Involvement of oxidative stress, Nuclear Factor kappa B and the Ubiquitin proteasomal pathway in dysferlinopathy

Academic Article

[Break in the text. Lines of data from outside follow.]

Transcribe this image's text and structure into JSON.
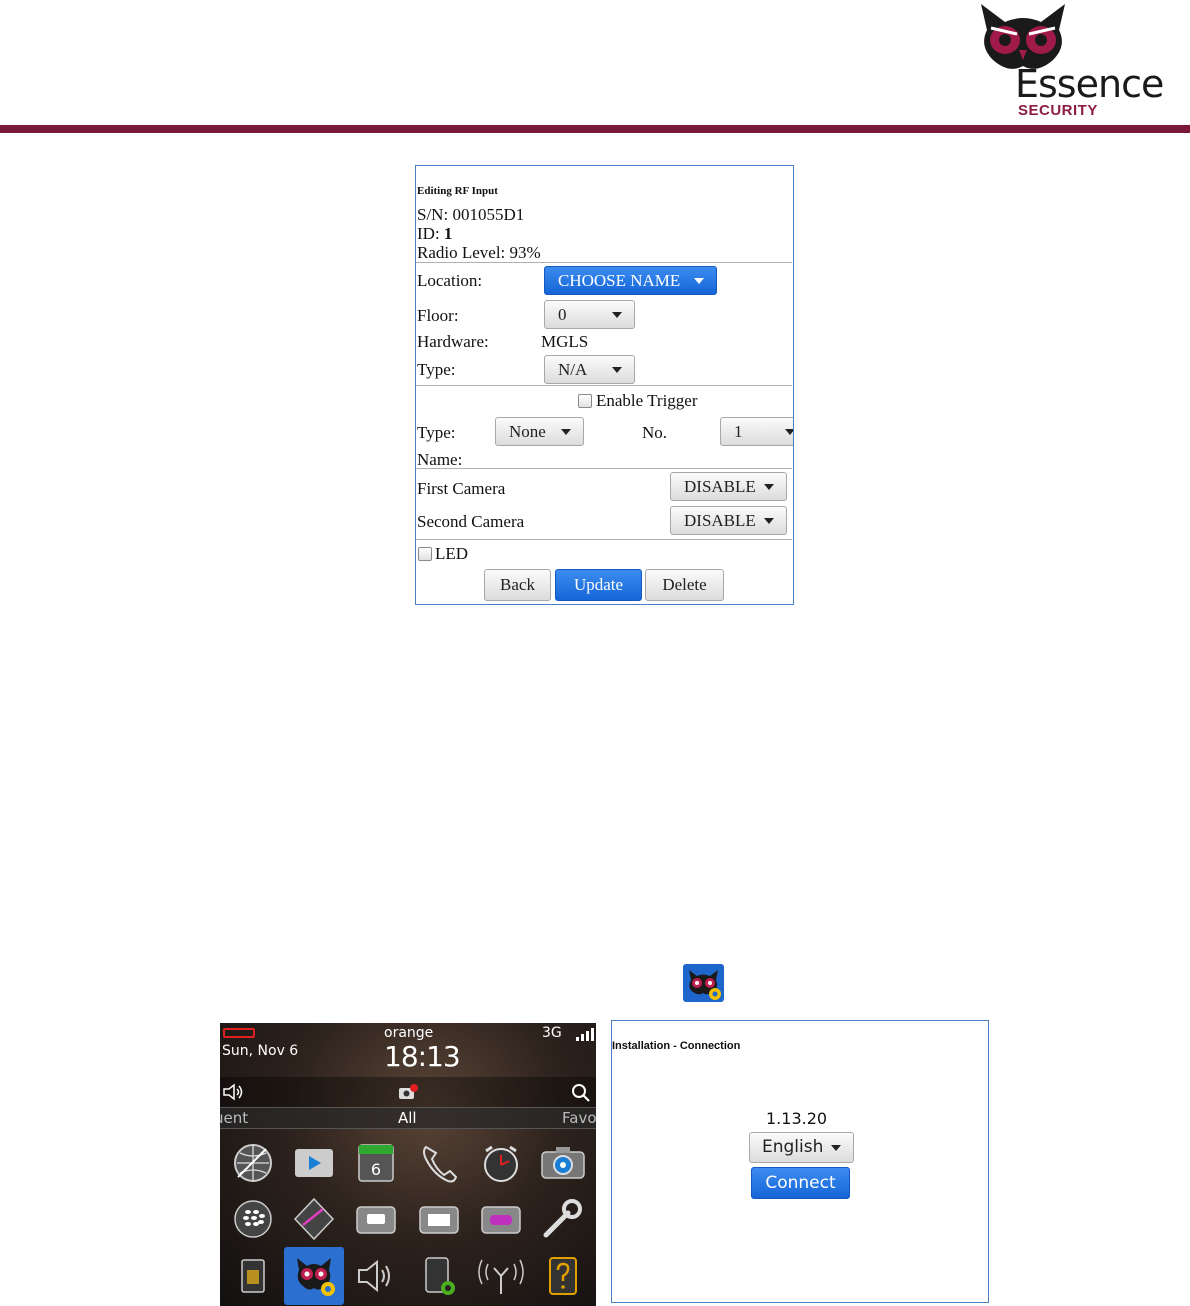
{
  "brand": {
    "logo_word": "Essence",
    "logo_sub": "SECURITY",
    "accent_color": "#7a1a3a",
    "logo_icon": "owl-logo-icon"
  },
  "rf_input": {
    "title": "Editing RF Input",
    "sn_label": "S/N:",
    "sn_value": "001055D1",
    "id_label": "ID:",
    "id_value": "1",
    "radio_label": "Radio Level:",
    "radio_value": "93%",
    "location_label": "Location:",
    "location_value": "CHOOSE NAME",
    "floor_label": "Floor:",
    "floor_value": "0",
    "hardware_label": "Hardware:",
    "hardware_value": "MGLS",
    "type_label": "Type:",
    "type_value": "N/A",
    "enable_trigger_label": "Enable Trigger",
    "trigger_type_label": "Type:",
    "trigger_type_value": "None",
    "no_label": "No.",
    "no_value": "1",
    "name_label": "Name:",
    "first_camera_label": "First Camera",
    "first_camera_value": "DISABLE",
    "second_camera_label": "Second Camera",
    "second_camera_value": "DISABLE",
    "led_label": "LED",
    "back_label": "Back",
    "update_label": "Update",
    "delete_label": "Delete",
    "primary_color": "#1f6fe0"
  },
  "phone": {
    "date": "Sun, Nov 6",
    "carrier": "orange",
    "time": "18:13",
    "network": "3G",
    "tab_left": "uent",
    "tab_center": "All",
    "tab_right": "Favo",
    "apps": [
      "browser-icon",
      "media-icon",
      "calendar-icon",
      "phone-icon",
      "clock-icon",
      "camera-icon",
      "blackberry-icon",
      "maps-icon",
      "messages-icon",
      "files-icon",
      "games-icon",
      "options-icon",
      "sim-icon",
      "essence-app-icon",
      "sound-icon",
      "setup-icon",
      "network-icon",
      "help-icon"
    ],
    "calendar_day": "6"
  },
  "connection": {
    "title": "Installation - Connection",
    "version": "1.13.20",
    "language": "English",
    "connect_label": "Connect"
  }
}
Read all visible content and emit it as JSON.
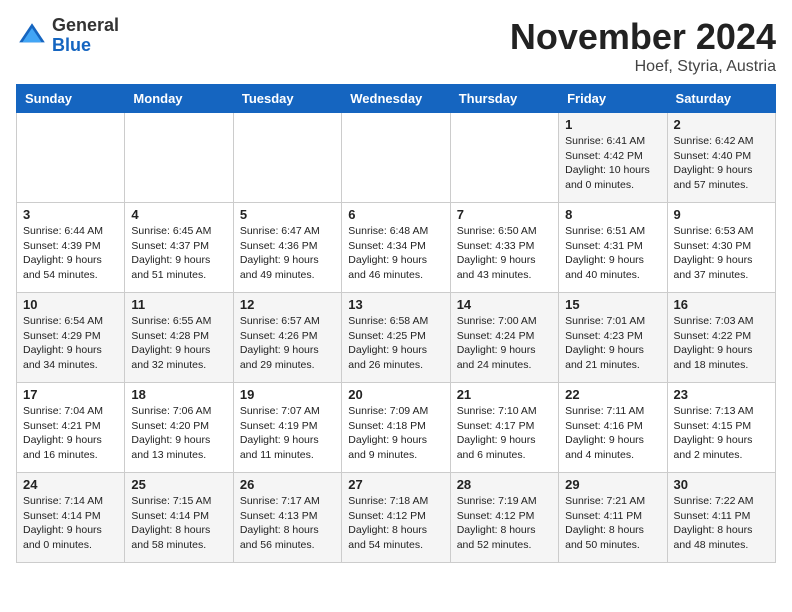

  • Aims Dysferlinopathies are autosomal recessive neuromuscular disorders arising from mutations of the protein dysferlin that preferentially affect the limbs which waste and weaken. The pathomechanisms of the diseases are not known and effective treatment is not available. Although free radicals and upstream signaling by the redox sensitive transcription factor, NF-κB, in activation of the ubiquitin pathway are shown to occur in several muscle wasting disorders, their involvement in dysferlinopathy is not known. This study analyzed the role of oxidative stress, NF-κB and the ubiquitin pathway in dysferlinopathic muscle and in dysferlin knockdown human myoblasts and myotubes. Main methods Fourteen dysferlinopathic muscle biopsies and 8 healthy control muscle biopsies were analyzed for oxidative stress, NF-κB activation and protein ubiquitinylation and human primary myoblasts and myotubes knocked down for dysferlin were studied for their state of oxidative stress. Key findings Dysferlinopathic muscle biopsies showed NF-κB p65 signaling induced protein ubiquitinylation in response to oxidative stress. Dysferlin knock down primary muscle cell cultures confirmed that oxidative stress is induced in the absence of dysferlin in muscle. Significance Anti-oxidants that also inhibit nitrosative stress and NF-κB activation, might prove to be of therapeutic benefit in slowing the progression of muscle wasting that occurs with dysferlinopathy. © 2014 Elsevier Inc.
  • Published In

  • Life Sciences  Journal
  • Digital Object Identifier (doi)

    Author List

  • Rajakumar D; Senguttuvan S; Alexander M; Oommen A
  • Start Page

  • 54
  • End Page

  • 61
  • Volume

  • 108
  • Issue

  • 1